Following non-resolution via British Waterways internal complaints procedure, a complaint has been made to the Waterways Ombudsman concerning a press statement made on 31st May concerning the British Waterways v Davies case, writes Alan Richards.

Press statement

The press statement starts 'British Waterways welcomes today's (31/3/11) Judgement made in Bristol County Court in which His Honour Deputy Judge O'Malley said he favoured British Waterways' interpretation of Section 17 of the British Waterways Act 1995 (relating to continuous cruising). In doing so, the Learned Judge found that the Defendant, Mr Davies (who lives on his boat), had not complied with the requirements of the 1995 Act and that British Waterways was justified in bringing the legal proceedings against him'.

Footnote

However, it was the statement's footnote to editors that has given cause for complaint as it has been reproduced in several publications including narrowboatworld. It reads 'The decision of the Learned Judge in the case of British Waterways v Davies will be binding on lower courts (and District Judges) and persuasive on Circuit Judges throughout England and Wales'.

The complainant has taken legal advice from two experts including a senior barrister who suggests that the statement in question is wrong both factually and in law as county court judgements do not create a precedent.

Legal precedent

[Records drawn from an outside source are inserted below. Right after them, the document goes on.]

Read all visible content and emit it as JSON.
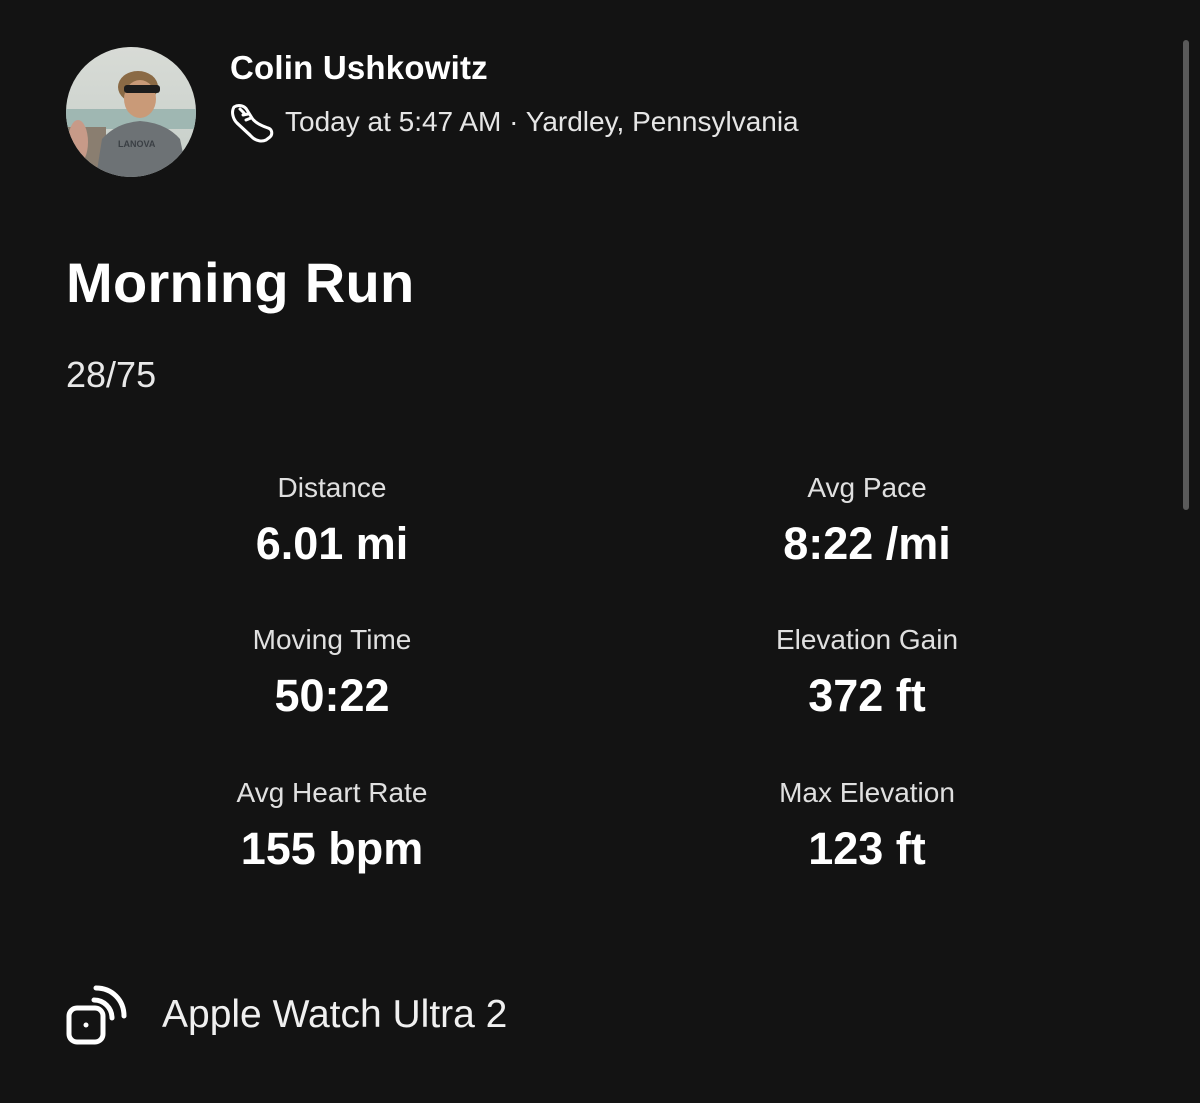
{
  "athlete": {
    "name": "Colin Ushkowitz",
    "meta": "Today at 5:47 AM · Yardley, Pennsylvania",
    "activity_icon": "running-shoe-icon"
  },
  "activity": {
    "title": "Morning Run",
    "description": "28/75"
  },
  "stats": [
    {
      "label": "Distance",
      "value": "6.01 mi"
    },
    {
      "label": "Avg Pace",
      "value": "8:22 /mi"
    },
    {
      "label": "Moving Time",
      "value": "50:22"
    },
    {
      "label": "Elevation Gain",
      "value": "372 ft"
    },
    {
      "label": "Avg Heart Rate",
      "value": "155 bpm"
    },
    {
      "label": "Max Elevation",
      "value": "123 ft"
    }
  ],
  "device": {
    "icon": "connected-device-icon",
    "name": "Apple Watch Ultra 2"
  },
  "colors": {
    "background": "#131313",
    "text_primary": "#ffffff",
    "scrollbar": "#5a5a5a"
  }
}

Indeed, it seems that expert advice is not really needed to determine that British Waterways' statement is grossly misleading. One legal advice website states: 'The County Court is bound by all decisions of the higher courts, but its own decisions never create precedents'.

You can't make it much clearer than that!

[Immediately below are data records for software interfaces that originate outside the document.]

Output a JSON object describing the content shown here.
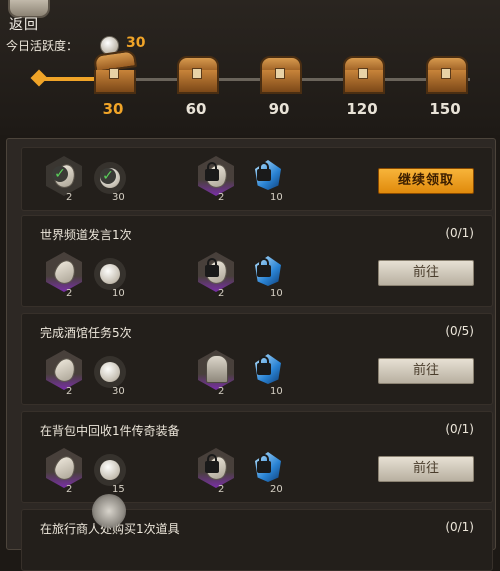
{
  "header": {
    "back_label": "返回",
    "activity_label": "今日活跃度：",
    "activity_value": "30"
  },
  "milestones": [
    {
      "value": "30",
      "active": true
    },
    {
      "value": "60",
      "active": false
    },
    {
      "value": "90",
      "active": false
    },
    {
      "value": "120",
      "active": false
    },
    {
      "value": "150",
      "active": false
    }
  ],
  "tasks": [
    {
      "title": "",
      "progress": "",
      "rewards_left": [
        {
          "icon": "leaf-token-icon",
          "count": "2",
          "checked": true
        },
        {
          "icon": "coin-icon",
          "count": "30",
          "checked": true
        }
      ],
      "rewards_right": [
        {
          "icon": "leaf-token-icon",
          "count": "2"
        },
        {
          "icon": "blue-crystal-icon",
          "count": "10"
        }
      ],
      "button": "继续领取"
    },
    {
      "title": "世界频道发言1次",
      "progress": "(0/1)",
      "rewards_left": [
        {
          "icon": "leaf-token-icon",
          "count": "2"
        },
        {
          "icon": "coin-icon",
          "count": "10"
        }
      ],
      "rewards_right": [
        {
          "icon": "leaf-token-icon",
          "count": "2"
        },
        {
          "icon": "blue-crystal-icon",
          "count": "10"
        }
      ],
      "button": "前往"
    },
    {
      "title": "完成酒馆任务5次",
      "progress": "(0/5)",
      "rewards_left": [
        {
          "icon": "leaf-token-icon",
          "count": "2"
        },
        {
          "icon": "coin-icon",
          "count": "30"
        }
      ],
      "rewards_right": [
        {
          "icon": "tombstone-icon",
          "count": "2"
        },
        {
          "icon": "blue-crystal-icon",
          "count": "10"
        }
      ],
      "button": "前往"
    },
    {
      "title": "在背包中回收1件传奇装备",
      "progress": "(0/1)",
      "rewards_left": [
        {
          "icon": "leaf-token-icon",
          "count": "2"
        },
        {
          "icon": "coin-icon",
          "count": "15"
        }
      ],
      "rewards_right": [
        {
          "icon": "leaf-token-icon",
          "count": "2"
        },
        {
          "icon": "blue-crystal-icon",
          "count": "20"
        }
      ],
      "button": "前往"
    },
    {
      "title": "在旅行商人处购买1次道具",
      "progress": "(0/1)"
    }
  ]
}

Unjust and unfair

The complainant argues that making such a misleading statement about the law is both unjust and unfair and could have very serious consequences for any boat owners not having home moorings who believe that the judgement creates a legal precedent.

In particular, it could discourage them from exercising their right to defend themselves against Section 8 action or against a threat of having their licence revoked which in turn may result in them losing their home.